Made in the Northwest: Anvil Coffee

SPOKANE, Wash. – Mark Camp has been immersed in the coffee industry for decades. He started Anvil Coffee in 2000.

“(I) decided that I needed, the next step was to learn how to roast coffee,” said Camp.

His goal is to craft the perfect cup and become the best wholesale roaster he can be.

“And (roasting) changes constantly from crop to crop, from season to season. It’s pretty involved,” he explained.

Camp and his partners – his wife, Traci, and Darby and Jovanka McKee, bought the historic Washington Cracker Building in 2013 as a way for their wine business, Overbluff Cellars, to expand.

“Decided to look for a bigger space and found this,” explained Camp. “And kind of, it was pretty fortuitous.”

Now, Anvil occupies the space on the other end of the building’s main floor from Overbluff and gives off the same historic feel.

“Try to make the bar similar to the aura at the winery and match the doors and the roughness. A lot of stuff like that,” said Camp.

Anvil Coffee sources its coffee beans through importers in Seattle and San Francisco and has a direct source in Guatemala.

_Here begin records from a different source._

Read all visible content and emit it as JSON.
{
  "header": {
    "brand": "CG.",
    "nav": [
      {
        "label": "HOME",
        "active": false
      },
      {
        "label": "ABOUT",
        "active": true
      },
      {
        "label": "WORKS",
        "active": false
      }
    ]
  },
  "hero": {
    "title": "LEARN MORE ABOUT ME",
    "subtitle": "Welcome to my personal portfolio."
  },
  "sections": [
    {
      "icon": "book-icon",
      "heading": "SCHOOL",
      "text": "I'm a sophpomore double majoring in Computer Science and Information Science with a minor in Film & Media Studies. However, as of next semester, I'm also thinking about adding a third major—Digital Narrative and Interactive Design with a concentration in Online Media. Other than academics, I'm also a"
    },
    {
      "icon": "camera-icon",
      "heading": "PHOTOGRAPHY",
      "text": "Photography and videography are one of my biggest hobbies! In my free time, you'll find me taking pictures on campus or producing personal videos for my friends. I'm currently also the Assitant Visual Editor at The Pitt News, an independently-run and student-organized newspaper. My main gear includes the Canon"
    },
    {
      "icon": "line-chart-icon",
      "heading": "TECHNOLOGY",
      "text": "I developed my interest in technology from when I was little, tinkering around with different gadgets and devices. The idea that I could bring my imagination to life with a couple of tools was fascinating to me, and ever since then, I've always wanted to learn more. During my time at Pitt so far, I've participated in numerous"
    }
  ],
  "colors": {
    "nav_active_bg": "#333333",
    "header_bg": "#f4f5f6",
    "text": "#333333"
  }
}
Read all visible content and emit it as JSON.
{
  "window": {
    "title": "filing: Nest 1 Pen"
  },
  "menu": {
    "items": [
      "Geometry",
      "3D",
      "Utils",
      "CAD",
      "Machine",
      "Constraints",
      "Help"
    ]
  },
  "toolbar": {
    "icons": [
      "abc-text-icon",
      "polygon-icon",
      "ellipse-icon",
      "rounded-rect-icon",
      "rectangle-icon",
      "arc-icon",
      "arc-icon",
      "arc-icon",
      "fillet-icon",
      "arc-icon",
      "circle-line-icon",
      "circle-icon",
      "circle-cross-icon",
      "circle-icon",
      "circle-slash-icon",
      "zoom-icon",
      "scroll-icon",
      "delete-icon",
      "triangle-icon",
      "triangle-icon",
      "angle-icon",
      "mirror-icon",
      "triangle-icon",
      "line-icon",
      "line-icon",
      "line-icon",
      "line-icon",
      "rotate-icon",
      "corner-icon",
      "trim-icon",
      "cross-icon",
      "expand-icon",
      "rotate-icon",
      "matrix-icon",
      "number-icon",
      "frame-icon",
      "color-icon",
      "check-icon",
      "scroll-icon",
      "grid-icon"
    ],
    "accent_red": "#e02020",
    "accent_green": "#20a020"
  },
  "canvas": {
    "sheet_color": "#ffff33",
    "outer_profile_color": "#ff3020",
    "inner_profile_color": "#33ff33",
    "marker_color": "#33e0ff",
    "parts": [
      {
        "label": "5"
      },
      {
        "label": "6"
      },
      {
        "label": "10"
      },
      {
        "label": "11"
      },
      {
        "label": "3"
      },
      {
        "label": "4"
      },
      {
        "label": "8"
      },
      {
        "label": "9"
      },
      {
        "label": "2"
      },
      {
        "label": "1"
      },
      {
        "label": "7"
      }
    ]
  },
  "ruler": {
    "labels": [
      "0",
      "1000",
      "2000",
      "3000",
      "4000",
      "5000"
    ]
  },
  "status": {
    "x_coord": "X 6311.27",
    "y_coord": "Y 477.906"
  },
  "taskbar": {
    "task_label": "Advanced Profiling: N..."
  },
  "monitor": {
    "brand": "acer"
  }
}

“A family here that lives in Spokane, they have relatives and family that grow in Guatemala. So that’s pretty cool.”

Guatemala is one of Anvil’s most popular blends, along with others like its not so subtly named Super Fantastic.

Anvil also gives you the opportunity to come in, or go on its website, and build your own blend.

“You can pick like 20% Guatemala, 20% Ethiopia and have it roasted how you want it and I’ll ship it to you. It’s seamless.”

And despite launching its website weeks before the pandemic, Camp said Anvil has received orders from all over.

“I’ve shipped coffee to pretty much every state in the country. And I never had any idea that that was going to happen. And it’s been fantastic.”

Anvil Coffee is served locally in places like Atticus Coffee, Rocket Market and a number of local restaurants. Camp has collaborated with a couple of local breweries and is open to other collaborations as well.

“If it’s a coffee shop, that’s my goal is to support them,” he said. “If it’s a barbeque sauce with my coffee in it, I want to have that be the best that thing it can be.”

Camp hopes to re-open Anvil’s coffee shop early in 2022 and continue to grow the business in the industry that’s consumed him for his entire adult life.

“I didn’t think I’d be doing it this long, but I love it. I love doing it.”